We also do not stop thinking about their preparedness and what will they do if the unthinkable happens; especially if one of them needs hospitalization and his or her family cannot have a say or make decisions about their medical treatment, or cannot be by their side during such situation.
Last week we wrote about how you can begin self-preparing for such situation by completing statutory advanced healthcare directives and powers of attorney which we made available for those that do not want or do not have time to consult an attorney.
Disadvantages of Wills
However, the preparation for the pandemic cannot, and should not, stop with the completion and signing of some forms.
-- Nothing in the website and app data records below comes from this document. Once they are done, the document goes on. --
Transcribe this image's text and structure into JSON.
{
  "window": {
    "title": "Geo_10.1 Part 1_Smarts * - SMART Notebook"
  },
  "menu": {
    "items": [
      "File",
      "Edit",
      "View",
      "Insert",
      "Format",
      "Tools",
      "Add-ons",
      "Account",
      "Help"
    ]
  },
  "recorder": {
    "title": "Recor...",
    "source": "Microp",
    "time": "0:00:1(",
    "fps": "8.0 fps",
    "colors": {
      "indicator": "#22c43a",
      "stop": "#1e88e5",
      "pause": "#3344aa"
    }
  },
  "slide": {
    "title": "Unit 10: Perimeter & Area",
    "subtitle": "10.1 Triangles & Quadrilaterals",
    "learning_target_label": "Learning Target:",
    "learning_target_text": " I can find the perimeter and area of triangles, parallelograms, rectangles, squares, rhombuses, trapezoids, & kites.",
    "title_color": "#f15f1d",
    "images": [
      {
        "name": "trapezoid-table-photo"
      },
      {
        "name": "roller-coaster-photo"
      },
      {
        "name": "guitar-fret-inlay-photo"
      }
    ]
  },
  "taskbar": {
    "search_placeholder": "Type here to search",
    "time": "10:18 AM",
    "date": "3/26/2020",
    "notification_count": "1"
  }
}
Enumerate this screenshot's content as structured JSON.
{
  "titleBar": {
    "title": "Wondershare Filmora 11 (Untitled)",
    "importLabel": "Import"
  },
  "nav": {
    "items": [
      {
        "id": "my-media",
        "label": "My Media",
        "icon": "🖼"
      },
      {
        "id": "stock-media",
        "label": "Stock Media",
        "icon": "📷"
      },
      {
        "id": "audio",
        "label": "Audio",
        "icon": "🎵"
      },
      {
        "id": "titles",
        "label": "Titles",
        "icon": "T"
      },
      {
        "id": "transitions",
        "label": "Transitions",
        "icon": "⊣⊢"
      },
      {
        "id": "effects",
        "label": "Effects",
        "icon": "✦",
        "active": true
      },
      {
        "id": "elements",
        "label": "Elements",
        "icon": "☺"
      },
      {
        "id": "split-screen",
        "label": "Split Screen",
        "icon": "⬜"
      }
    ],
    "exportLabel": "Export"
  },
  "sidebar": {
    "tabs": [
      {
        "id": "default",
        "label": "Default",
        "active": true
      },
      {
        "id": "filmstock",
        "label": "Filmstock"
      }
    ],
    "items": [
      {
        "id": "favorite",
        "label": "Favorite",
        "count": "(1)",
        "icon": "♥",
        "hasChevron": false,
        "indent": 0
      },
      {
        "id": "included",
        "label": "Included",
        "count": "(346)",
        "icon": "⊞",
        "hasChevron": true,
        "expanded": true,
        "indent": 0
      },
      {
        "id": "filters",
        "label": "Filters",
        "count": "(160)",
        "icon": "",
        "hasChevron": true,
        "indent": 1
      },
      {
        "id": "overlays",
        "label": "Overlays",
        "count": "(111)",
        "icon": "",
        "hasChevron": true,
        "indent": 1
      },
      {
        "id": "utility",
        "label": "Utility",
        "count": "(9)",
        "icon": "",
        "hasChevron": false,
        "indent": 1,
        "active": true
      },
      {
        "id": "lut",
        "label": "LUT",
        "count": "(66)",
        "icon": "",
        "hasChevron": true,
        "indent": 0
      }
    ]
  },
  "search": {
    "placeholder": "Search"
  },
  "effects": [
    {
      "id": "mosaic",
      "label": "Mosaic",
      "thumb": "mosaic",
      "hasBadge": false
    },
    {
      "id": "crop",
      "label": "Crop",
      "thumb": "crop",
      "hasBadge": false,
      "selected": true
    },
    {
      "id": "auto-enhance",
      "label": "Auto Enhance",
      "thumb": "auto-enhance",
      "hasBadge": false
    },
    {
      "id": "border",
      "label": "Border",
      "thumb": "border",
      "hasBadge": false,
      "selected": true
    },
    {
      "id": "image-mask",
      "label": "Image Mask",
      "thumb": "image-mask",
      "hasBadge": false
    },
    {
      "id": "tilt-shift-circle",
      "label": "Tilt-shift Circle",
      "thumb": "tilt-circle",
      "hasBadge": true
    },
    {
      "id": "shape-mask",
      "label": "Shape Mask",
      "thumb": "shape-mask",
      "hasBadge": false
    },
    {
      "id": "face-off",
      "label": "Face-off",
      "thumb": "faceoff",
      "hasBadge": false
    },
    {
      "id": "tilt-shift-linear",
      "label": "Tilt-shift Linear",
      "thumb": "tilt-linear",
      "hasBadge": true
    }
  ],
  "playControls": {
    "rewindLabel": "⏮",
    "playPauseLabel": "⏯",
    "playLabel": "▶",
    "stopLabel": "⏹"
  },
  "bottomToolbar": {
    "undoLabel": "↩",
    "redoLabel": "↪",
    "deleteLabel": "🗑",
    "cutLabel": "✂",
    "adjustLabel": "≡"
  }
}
As you well know, the great majority of state governments have issued and implemented contingency plans to minimize the impact of COVID-19 which include closing, or in certain cases, the reduction of hours of operation of the different courts and the access to judicial proceedings, such as probate claims.
This means that if the worst happens and in the best of cases you only have a will—which is better than nothing, the access to bank accounts and control of your business by your heirs will be delayed indefinitely until the courts open their doors again or until their hours of operation return to normal—which very likely will not be for several months.
Advantages of Living Trusts
To avoid this risk, it is necessary to have at least a living trust so that the trustee is who administers and/or distributes those bank accounts or the control of the business to the beneficiaries in a much shorter period of time and faster than having to file a probate claim and having to wait for the court’s final resolution.
However, contrary to what happens with the availability of pre-established forms for statutory advanced healthcare directives and powers of attorney, for the preparation of a will or living trust it is necessary that you consult with an estate planning attorney that can guide and advise you in reaching your objectives.
For those that are foreign citizens or are resident aliens in the U.S., with or without permanent residency or green card, you must consult with an international estate planning attorney with expertise in this type of situation or cases because the estate tax rules and laws are not identical to those applicable to U.S. citizens.
For those that have questions or concerns, or if you know anyone who does, you can call us at (800) 694-6604 to schedule a 30-minute phone o videoconference consultation. As a technology-driven law firm, MEG International Counsel is able to work with you remotely, especially when everyone is trying to minimize their exposure to COVID-19. The cost of the initial consultation is $250. As always, the cost of the initial consultation will be credited to the final legal fee if you end up hiring us.